MARSHALL, MI (WLNS) – Sometimes it’s not a matter of when but how justice is served. Enbridge Incorporation agreed to fork over more than $170 million for two separate oil spills. This all stems back to 2010 when two pipeline ruptures spilled nearly 1 million gallons of oil into bodies of water including the Kalamazoo River .
It was six years ago, one of the worst ever inland oil spills in the country. But today, the Environmental Protection Agency announced a $61 million fine for the Enbridge oil line rupture that eventually spilled into, and coated nearly 40 miles of, the Kalamazoo River near Marshall.
Justice Department Assistant Attorney General John Cruden said, “we believe there were other issues. There was control room problems. We believe they were negligent in the handling of the oil which is obviously a valuable resource and, so all of these things we thought needed to be addressed.
Officials believe this money is important to keep the water clean in the future.
Western Michigan U.S. District Attorney Patrick Miles said, “financial accountability is very important. It is something we take very seriously. We also want to make sure we don’t have a recurrence of these types of events.”
Yet, for some people it’s not financial.
Marshall resident Bill Lark said, “the commitment not only by the oil company but local environmental groups, state local, federal groups that’s going to be the end result of what happens. So, it’s more than just money.”
And, Enbridge feels the same way.
“We’ll never forget what happened here in Marshall. It’s something we’ve memorized as a company and will continue to drive our efforts to deliver on our number one priority of safety and protecting the environment,” said Enbridge Incorporation U.S. Operations Vice President Brad Shamla.

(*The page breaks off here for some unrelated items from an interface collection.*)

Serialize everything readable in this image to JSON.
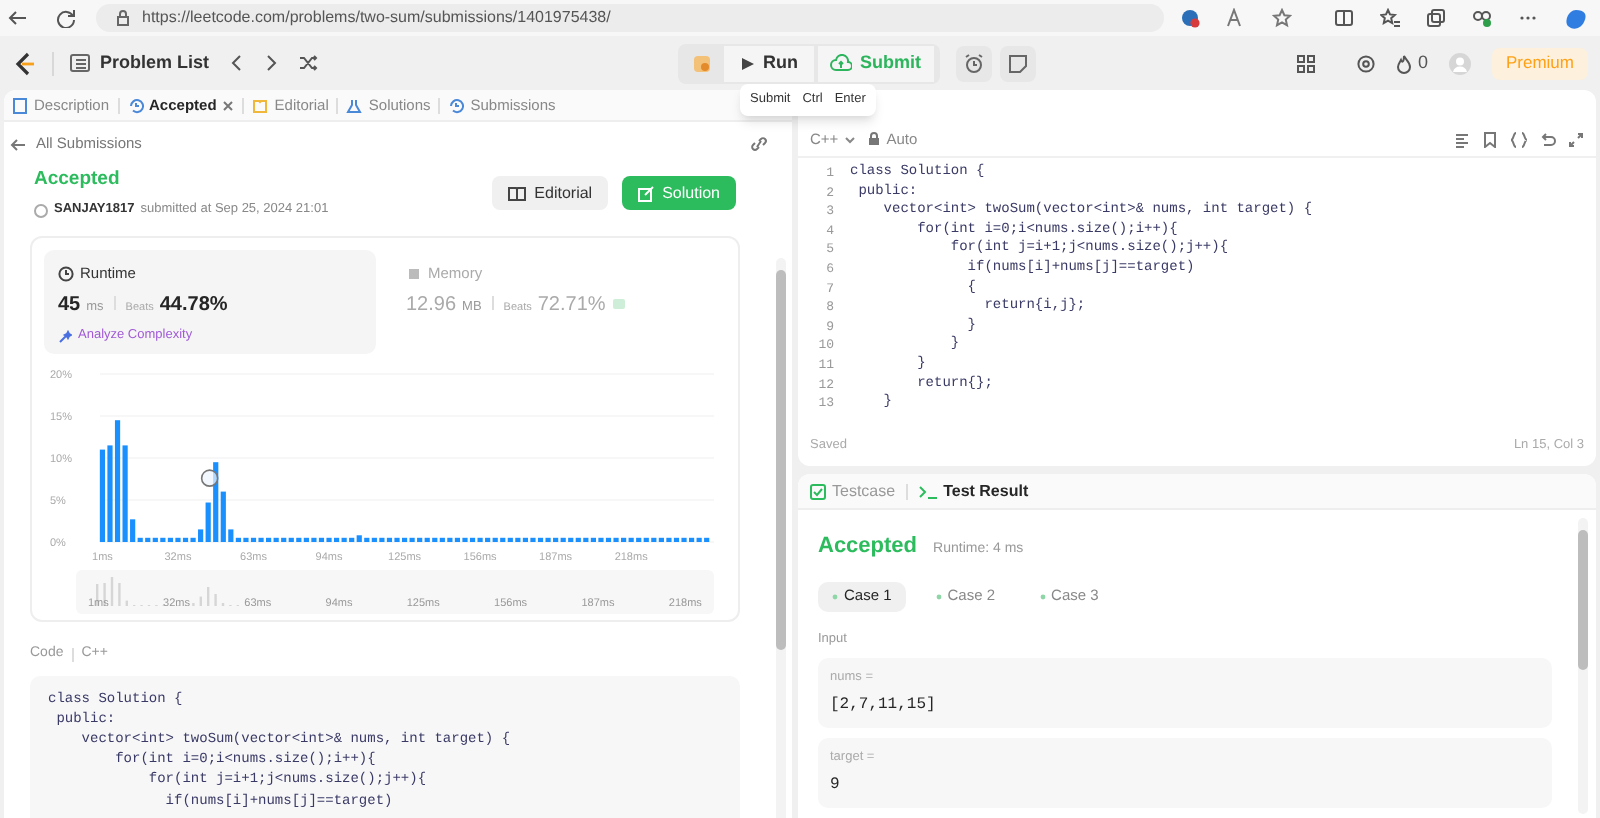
{
  "browser": {
    "url": "https://leetcode.com/problems/two-sum/submissions/1401975438/"
  },
  "nav": {
    "problem_list": "Problem List",
    "run": "Run",
    "submit": "Submit",
    "streak": "0",
    "premium": "Premium"
  },
  "tooltip": {
    "label": "Submit",
    "keys": [
      "Ctrl",
      "Enter"
    ]
  },
  "tabs": [
    {
      "label": "Description",
      "selected": false,
      "closable": false
    },
    {
      "label": "Accepted",
      "selected": true,
      "closable": true
    },
    {
      "label": "Editorial",
      "selected": false,
      "closable": false
    },
    {
      "label": "Solutions",
      "selected": false,
      "closable": false
    },
    {
      "label": "Submissions",
      "selected": false,
      "closable": false
    }
  ],
  "submission": {
    "back": "All Submissions",
    "status": "Accepted",
    "user": "SANJAY1817",
    "submitted": "submitted at Sep 25, 2024 21:01",
    "buttons": [
      {
        "label": "Editorial",
        "kind": "secondary"
      },
      {
        "label": "Solution",
        "kind": "primary"
      }
    ]
  },
  "stats": [
    {
      "title": "Runtime",
      "selected": true,
      "value": "45",
      "unit": "ms",
      "beats_label": "Beats",
      "beats": "44.78%",
      "link": "Analyze Complexity"
    },
    {
      "title": "Memory",
      "selected": false,
      "value": "12.96",
      "unit": "MB",
      "beats_label": "Beats",
      "beats": "72.71%"
    }
  ],
  "runtime_distribution": {
    "chart_data": {
      "type": "bar",
      "xlim": [
        0,
        252
      ],
      "ylim": [
        0,
        20
      ],
      "x": [
        1,
        4.1,
        7.2,
        10.3,
        13.4,
        16.5,
        19.6,
        22.7,
        25.8,
        28.9,
        32,
        35.1,
        38.2,
        41.3,
        44.4,
        47.5,
        50.6,
        53.7,
        56.8,
        59.9,
        63,
        66.1,
        69.2,
        72.3,
        75.4,
        78.5,
        81.6,
        84.7,
        87.8,
        90.9,
        94,
        97.1,
        100.2,
        103.3,
        106.4,
        109.5,
        112.6,
        115.7,
        118.8,
        121.9,
        125,
        128.1,
        131.2,
        134.3,
        137.4,
        140.5,
        143.6,
        146.7,
        149.8,
        152.9,
        156,
        159.1,
        162.2,
        165.3,
        168.4,
        171.5,
        174.6,
        177.7,
        180.8,
        183.9,
        187,
        190.1,
        193.2,
        196.3,
        199.4,
        202.5,
        205.6,
        208.7,
        211.8,
        214.9,
        218,
        221.1,
        224.2,
        227.3,
        230.4,
        233.5,
        236.6,
        239.7,
        242.8,
        245.9,
        249
      ],
      "grid": true,
      "series": [
        {
          "color": "#1a90ff",
          "values": [
            11,
            11.5,
            14.5,
            11.5,
            2.7,
            0.5,
            0.5,
            0.5,
            0.5,
            0.5,
            0.5,
            0.5,
            0.5,
            1.5,
            4.7,
            9.5,
            6,
            1.5,
            0.5,
            0.5,
            0.5,
            0.5,
            0.5,
            0.5,
            0.5,
            0.5,
            0.5,
            0.5,
            0.5,
            0.5,
            0.5,
            0.5,
            0.5,
            0.5,
            0.8,
            0.5,
            0.5,
            0.5,
            0.5,
            0.5,
            0.5,
            0.5,
            0.5,
            0.5,
            0.5,
            0.5,
            0.5,
            0.5,
            0.5,
            0.5,
            0.5,
            0.5,
            0.5,
            0.5,
            0.5,
            0.5,
            0.5,
            0.5,
            0.5,
            0.5,
            0.5,
            0.5,
            0.5,
            0.5,
            0.5,
            0.5,
            0.5,
            0.5,
            0.5,
            0.5,
            0.5,
            0.5,
            0.5,
            0.5,
            0.5,
            0.5,
            0.5,
            0.5,
            0.5,
            0.5,
            0.5
          ]
        }
      ],
      "xticks": [
        {
          "value": 1,
          "label": "1ms"
        },
        {
          "value": 32,
          "label": "32ms"
        },
        {
          "value": 63,
          "label": "63ms"
        },
        {
          "value": 94,
          "label": "94ms"
        },
        {
          "value": 125,
          "label": "125ms"
        },
        {
          "value": 156,
          "label": "156ms"
        },
        {
          "value": 187,
          "label": "187ms"
        },
        {
          "value": 218,
          "label": "218ms"
        }
      ],
      "yticks": [
        {
          "value": 0,
          "label": "0%"
        },
        {
          "value": 5,
          "label": "5%"
        },
        {
          "value": 10,
          "label": "10%"
        },
        {
          "value": 15,
          "label": "15%"
        },
        {
          "value": 20,
          "label": "20%"
        }
      ]
    },
    "overview_labels": [
      "1ms",
      "32ms",
      "63ms",
      "94ms",
      "125ms",
      "156ms",
      "187ms",
      "218ms"
    ]
  },
  "code_section": {
    "label": "Code",
    "language": "C++",
    "lines": [
      "class Solution {",
      " public:",
      "    vector<int> twoSum(vector<int>& nums, int target) {",
      "        for(int i=0;i<nums.size();i++){",
      "            for(int j=i+1;j<nums.size();j++){",
      "              if(nums[i]+nums[j]==target)"
    ]
  },
  "editor": {
    "language": "C++",
    "mode": "Auto",
    "lines": [
      {
        "num": "1",
        "code": "class Solution {"
      },
      {
        "num": "2",
        "code": " public:"
      },
      {
        "num": "3",
        "code": "    vector<int> twoSum(vector<int>& nums, int target) {"
      },
      {
        "num": "4",
        "code": "        for(int i=0;i<nums.size();i++){"
      },
      {
        "num": "5",
        "code": "            for(int j=i+1;j<nums.size();j++){"
      },
      {
        "num": "6",
        "code": "              if(nums[i]+nums[j]==target)"
      },
      {
        "num": "7",
        "code": "              {"
      },
      {
        "num": "8",
        "code": "                return{i,j};"
      },
      {
        "num": "9",
        "code": "              }"
      },
      {
        "num": "10",
        "code": "            }"
      },
      {
        "num": "11",
        "code": "        }"
      },
      {
        "num": "12",
        "code": "        return{};"
      },
      {
        "num": "13",
        "code": "    }"
      }
    ],
    "status": "Saved",
    "cursor": "Ln 15, Col 3"
  },
  "test_panel": {
    "tabs": [
      {
        "label": "Testcase",
        "selected": false
      },
      {
        "label": "Test Result",
        "selected": true
      }
    ],
    "status": "Accepted",
    "runtime": "Runtime: 4 ms",
    "cases": [
      {
        "label": "Case 1",
        "selected": true
      },
      {
        "label": "Case 2",
        "selected": false
      },
      {
        "label": "Case 3",
        "selected": false
      }
    ],
    "input_label": "Input",
    "inputs": [
      {
        "name": "nums =",
        "value": "[2,7,11,15]"
      },
      {
        "name": "target =",
        "value": "9"
      }
    ]
  }
}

As for now the water is free of oil bringing an end to a six year issue.